A permanent exhibit paying tribute to Superman is opening in the airport in Cleveland — the city where the "man of steel" was created.
Relatives of Superman creators Jerry Siegel and Joe Shuster will be at Cleveland Hopkins International Airport Thursday night for the opening of the exhibit.
The Superman exhibit was put together by the Siegel and Shuster Society, a group formed to honor the boys who created a worldwide cultural icon in the midst of the Great Depression. Superman fans contributed about $50,000 for the exhibit.
Next summer marks 75 years since Superman first appeared in "Action Comics" No. 1, heralding a worldwide comic book industry. A near perfect copy of that 10 cent comic sold last year for $2.1 million.
Beachwood's Maltz Museum of Jewish Heritage has had a Superman exhibit on display formore than seven years. A sculpture of Superman burst through a wall above items donated by Siegel & Shuster Society family members, some of whom have been board members and volunteers at Maltz.
Original payment documents showing payments by DC Comics of 10 cents a page to the former Glenville High School students in 1939, a copy of edition number 1 of the very first Superman comic book and a 1942 copy of Superman, holding two WWII dictators in either hand, are just some of the rare items on display at the Maltz.
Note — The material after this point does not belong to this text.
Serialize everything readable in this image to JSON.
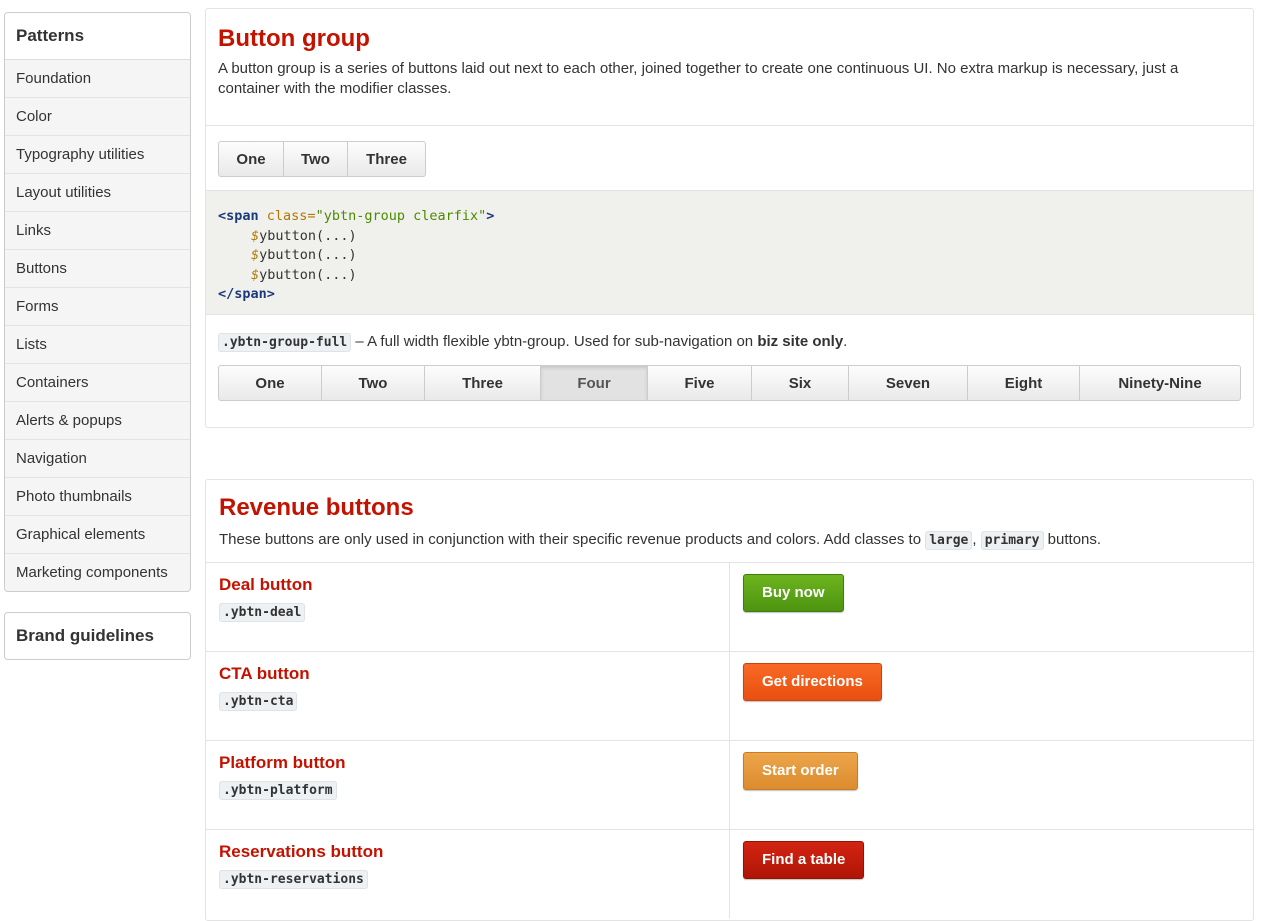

Executive Director of the Maltz Museum of Jewish Heritage Lynda Bender said the statue being erected at Hopkins is a great compliment to their exhibit and Superman's Cleveland legacy.
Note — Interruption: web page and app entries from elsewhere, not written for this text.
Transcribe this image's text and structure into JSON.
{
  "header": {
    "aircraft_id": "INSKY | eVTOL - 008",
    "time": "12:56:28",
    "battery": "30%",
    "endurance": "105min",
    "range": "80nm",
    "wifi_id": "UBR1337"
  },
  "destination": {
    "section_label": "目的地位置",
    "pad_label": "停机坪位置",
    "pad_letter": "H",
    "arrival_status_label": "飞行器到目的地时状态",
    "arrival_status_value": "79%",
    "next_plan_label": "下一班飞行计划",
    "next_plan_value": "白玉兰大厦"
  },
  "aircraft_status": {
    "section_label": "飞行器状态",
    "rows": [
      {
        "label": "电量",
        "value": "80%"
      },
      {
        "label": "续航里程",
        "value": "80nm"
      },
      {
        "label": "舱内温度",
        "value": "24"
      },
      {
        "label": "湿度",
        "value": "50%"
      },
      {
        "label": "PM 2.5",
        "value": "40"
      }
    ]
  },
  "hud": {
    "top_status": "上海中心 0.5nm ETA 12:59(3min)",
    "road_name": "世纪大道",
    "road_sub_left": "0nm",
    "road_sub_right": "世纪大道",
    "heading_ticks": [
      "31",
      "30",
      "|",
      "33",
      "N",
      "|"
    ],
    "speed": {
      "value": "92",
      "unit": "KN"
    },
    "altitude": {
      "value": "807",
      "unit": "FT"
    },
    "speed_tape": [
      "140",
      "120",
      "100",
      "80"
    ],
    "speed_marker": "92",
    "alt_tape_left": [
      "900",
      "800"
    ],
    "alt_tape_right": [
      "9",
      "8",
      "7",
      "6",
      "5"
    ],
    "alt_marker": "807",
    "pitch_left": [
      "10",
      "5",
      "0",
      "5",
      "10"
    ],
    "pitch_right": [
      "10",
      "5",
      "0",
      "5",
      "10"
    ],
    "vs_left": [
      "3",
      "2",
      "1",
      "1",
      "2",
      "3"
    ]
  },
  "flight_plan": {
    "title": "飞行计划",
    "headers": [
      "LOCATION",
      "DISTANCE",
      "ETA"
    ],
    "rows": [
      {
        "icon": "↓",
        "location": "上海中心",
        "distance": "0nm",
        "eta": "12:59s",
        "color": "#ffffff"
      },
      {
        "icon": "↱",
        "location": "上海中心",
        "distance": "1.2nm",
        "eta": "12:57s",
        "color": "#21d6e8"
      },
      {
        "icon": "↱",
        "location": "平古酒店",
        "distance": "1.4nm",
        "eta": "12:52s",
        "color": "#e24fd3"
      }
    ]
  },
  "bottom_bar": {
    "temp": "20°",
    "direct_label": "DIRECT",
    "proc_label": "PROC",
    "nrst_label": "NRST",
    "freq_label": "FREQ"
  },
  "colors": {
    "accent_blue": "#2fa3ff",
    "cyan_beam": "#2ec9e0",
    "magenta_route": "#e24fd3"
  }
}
"We have a wonderful relationship with members of the family that are still here in Cleveland and they have donated to us a variety of different objects," Bender said.
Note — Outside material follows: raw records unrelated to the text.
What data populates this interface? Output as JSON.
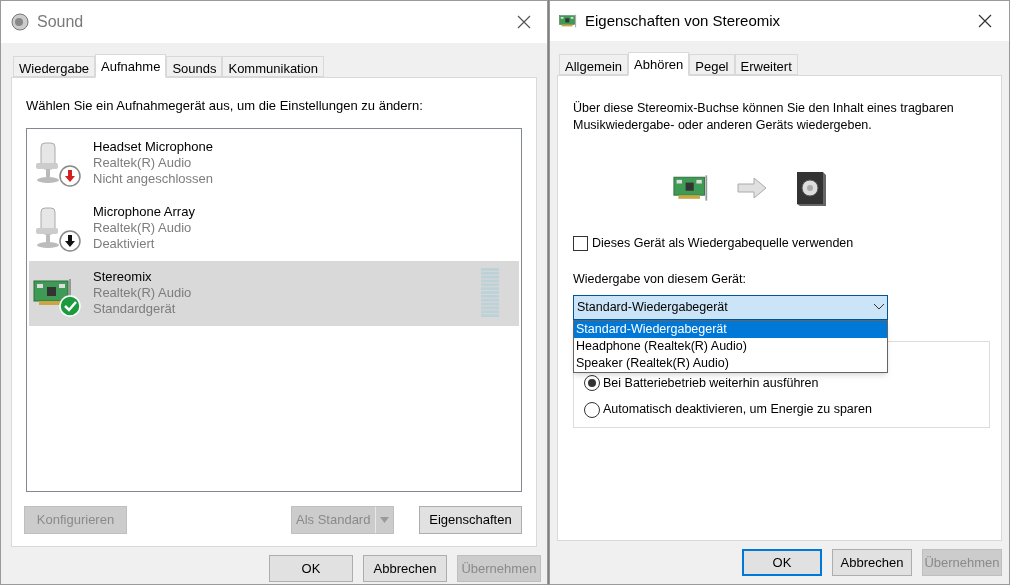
{
  "sound_window": {
    "title": "Sound",
    "tabs": [
      {
        "label": "Wiedergabe",
        "selected": false
      },
      {
        "label": "Aufnahme",
        "selected": true
      },
      {
        "label": "Sounds",
        "selected": false
      },
      {
        "label": "Kommunikation",
        "selected": false
      }
    ],
    "instruction": "Wählen Sie ein Aufnahmegerät aus, um die Einstellungen zu ändern:",
    "devices": [
      {
        "name": "Headset Microphone",
        "driver": "Realtek(R) Audio",
        "status": "Nicht angeschlossen",
        "icon": {
          "kind": "microphone"
        },
        "badge": {
          "kind": "unplugged"
        },
        "selected": false,
        "meter": false
      },
      {
        "name": "Microphone Array",
        "driver": "Realtek(R) Audio",
        "status": "Deaktiviert",
        "icon": {
          "kind": "microphone"
        },
        "badge": {
          "kind": "disabled"
        },
        "selected": false,
        "meter": false
      },
      {
        "name": "Stereomix",
        "driver": "Realtek(R) Audio",
        "status": "Standardgerät",
        "icon": {
          "kind": "card"
        },
        "badge": {
          "kind": "default"
        },
        "selected": true,
        "meter": true
      }
    ],
    "device_buttons": [
      {
        "label": "Konfigurieren",
        "disabled": true,
        "kind": "plain"
      },
      {
        "label": "Als Standard",
        "disabled": true,
        "kind": "split"
      },
      {
        "label": "Eigenschaften",
        "disabled": false,
        "kind": "plain"
      }
    ],
    "buttons": [
      {
        "label": "OK",
        "disabled": false,
        "default": false
      },
      {
        "label": "Abbrechen",
        "disabled": false,
        "default": false
      },
      {
        "label": "Übernehmen",
        "disabled": true,
        "default": false
      }
    ]
  },
  "properties_window": {
    "title": "Eigenschaften von Stereomix",
    "tabs": [
      {
        "label": "Allgemein",
        "selected": false
      },
      {
        "label": "Abhören",
        "selected": true
      },
      {
        "label": "Pegel",
        "selected": false
      },
      {
        "label": "Erweitert",
        "selected": false
      }
    ],
    "description": "Über diese Stereomix-Buchse können Sie den Inhalt eines tragbaren Musikwiedergabe- oder anderen Geräts wiedergeben.",
    "listen_checkbox": {
      "label": "Dieses Gerät als Wiedergabequelle verwenden",
      "checked": false
    },
    "playback_label": "Wiedergabe von diesem Gerät:",
    "playback_dropdown": {
      "value": "Standard-Wiedergabegerät",
      "expanded": true,
      "options": [
        {
          "label": "Standard-Wiedergabegerät",
          "selected": true
        },
        {
          "label": "Headphone (Realtek(R) Audio)",
          "selected": false
        },
        {
          "label": "Speaker (Realtek(R) Audio)",
          "selected": false
        }
      ]
    },
    "power_options": [
      {
        "label": "Bei Batteriebetrieb weiterhin ausführen",
        "selected": true
      },
      {
        "label": "Automatisch deaktivieren, um Energie zu sparen",
        "selected": false
      }
    ],
    "buttons": [
      {
        "label": "OK",
        "disabled": false,
        "default": true
      },
      {
        "label": "Abbrechen",
        "disabled": false,
        "default": false
      },
      {
        "label": "Übernehmen",
        "disabled": true,
        "default": false
      }
    ]
  }
}
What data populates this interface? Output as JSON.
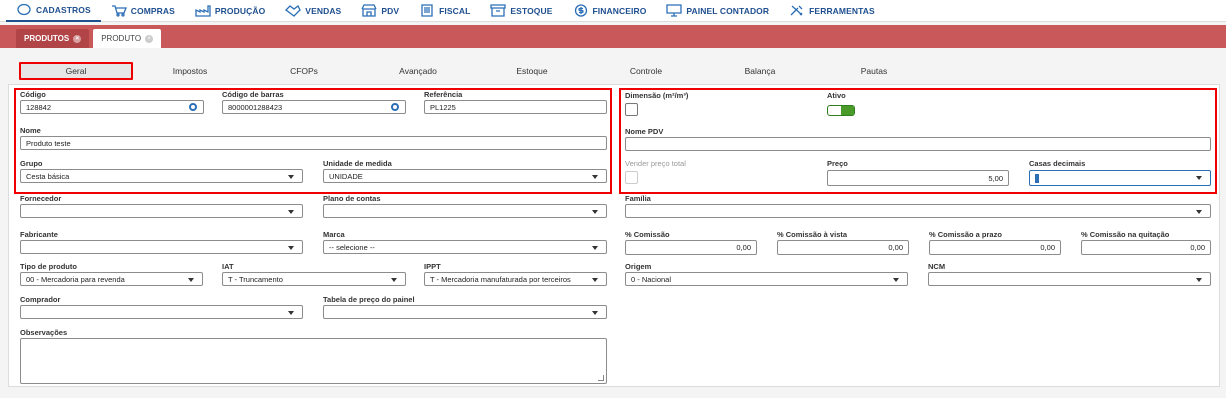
{
  "nav": [
    {
      "label": "CADASTROS",
      "icon": "circle-icon"
    },
    {
      "label": "COMPRAS",
      "icon": "cart-icon"
    },
    {
      "label": "PRODUÇÃO",
      "icon": "factory-icon"
    },
    {
      "label": "VENDAS",
      "icon": "handshake-icon"
    },
    {
      "label": "PDV",
      "icon": "store-icon"
    },
    {
      "label": "FISCAL",
      "icon": "document-icon"
    },
    {
      "label": "ESTOQUE",
      "icon": "box-icon"
    },
    {
      "label": "FINANCEIRO",
      "icon": "dollar-icon"
    },
    {
      "label": "PAINEL CONTADOR",
      "icon": "screen-icon"
    },
    {
      "label": "FERRAMENTAS",
      "icon": "tools-icon"
    }
  ],
  "doc_tabs": [
    {
      "label": "PRODUTOS"
    },
    {
      "label": "PRODUTO"
    }
  ],
  "subtabs": [
    "Geral",
    "Impostos",
    "CFOPs",
    "Avançado",
    "Estoque",
    "Controle",
    "Balança",
    "Pautas"
  ],
  "form": {
    "codigo": {
      "label": "Código",
      "value": "128842"
    },
    "codigo_barras": {
      "label": "Código de barras",
      "value": "8000001288423"
    },
    "referencia": {
      "label": "Referência",
      "value": "PL1225"
    },
    "nome": {
      "label": "Nome",
      "value": "Produto teste"
    },
    "grupo": {
      "label": "Grupo",
      "value": "Cesta básica"
    },
    "unidade": {
      "label": "Unidade de medida",
      "value": "UNIDADE"
    },
    "fornecedor": {
      "label": "Fornecedor",
      "value": ""
    },
    "plano_contas": {
      "label": "Plano de contas",
      "value": ""
    },
    "fabricante": {
      "label": "Fabricante",
      "value": ""
    },
    "marca": {
      "label": "Marca",
      "value": "-- selecione --"
    },
    "tipo_produto": {
      "label": "Tipo de produto",
      "value": "00 - Mercadoria para revenda"
    },
    "iat": {
      "label": "IAT",
      "value": "T - Truncamento"
    },
    "ippt": {
      "label": "IPPT",
      "value": "T - Mercadoria manufaturada por terceiros"
    },
    "comprador": {
      "label": "Comprador",
      "value": ""
    },
    "tabela_preco": {
      "label": "Tabela de preço do painel",
      "value": ""
    },
    "observacoes": {
      "label": "Observações",
      "value": ""
    },
    "dimensao": {
      "label": "Dimensão (m²/m³)"
    },
    "ativo": {
      "label": "Ativo"
    },
    "nome_pdv": {
      "label": "Nome PDV",
      "value": ""
    },
    "vender_preco_total": {
      "label": "Vender preço total"
    },
    "preco": {
      "label": "Preço",
      "value": "5,00"
    },
    "casas_decimais": {
      "label": "Casas decimais",
      "value": ""
    },
    "familia": {
      "label": "Família",
      "value": ""
    },
    "comissao": {
      "label": "% Comissão",
      "value": "0,00"
    },
    "comissao_vista": {
      "label": "% Comissão à vista",
      "value": "0,00"
    },
    "comissao_prazo": {
      "label": "% Comissão a prazo",
      "value": "0,00"
    },
    "comissao_quitacao": {
      "label": "% Comissão na quitação",
      "value": "0,00"
    },
    "origem": {
      "label": "Origem",
      "value": "0 - Nacional"
    },
    "ncm": {
      "label": "NCM",
      "value": ""
    }
  },
  "colors": {
    "nav_text": "#1e4f8f",
    "tabbar": "#c9585a",
    "highlight": "#e00000",
    "toggle_on": "#4a9a2a"
  }
}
"We have many pictures of Jerry Siegel and Joe Shuster, who are the young boys from Glenville High School who created Superman. We have their yearbook from Glenville High and we also have a copy of the cover of the first Superman edition," said Bender.
"Unfortunately, we don't have a complete original copy worth well over $2 million, but we would love to have the opportunity to have a copy of one of those here at the Museum as well some day."
For local comic book collector Bob Berkheimer, the statue is a long-time coming. He's been waiting for it since the Superman Convention years ago. He plans on being at the dedication Thursday.
"They (Superman Comics) were created here and they actually worked on the comic book here in Cleveland, so it's a big deal for collectors that know about it, to be idolizing Superman and realizing, hey, he's from my home town," Berkheimer said.
Cleveland Hopkins International Airport and the Siegel & Shuster Society cordially invite you to attend the unveiling of a new Superman Exhibit.
Thursday, October 11, 2012
Cleveland Hopkins International Airport
5300 Riverside Drive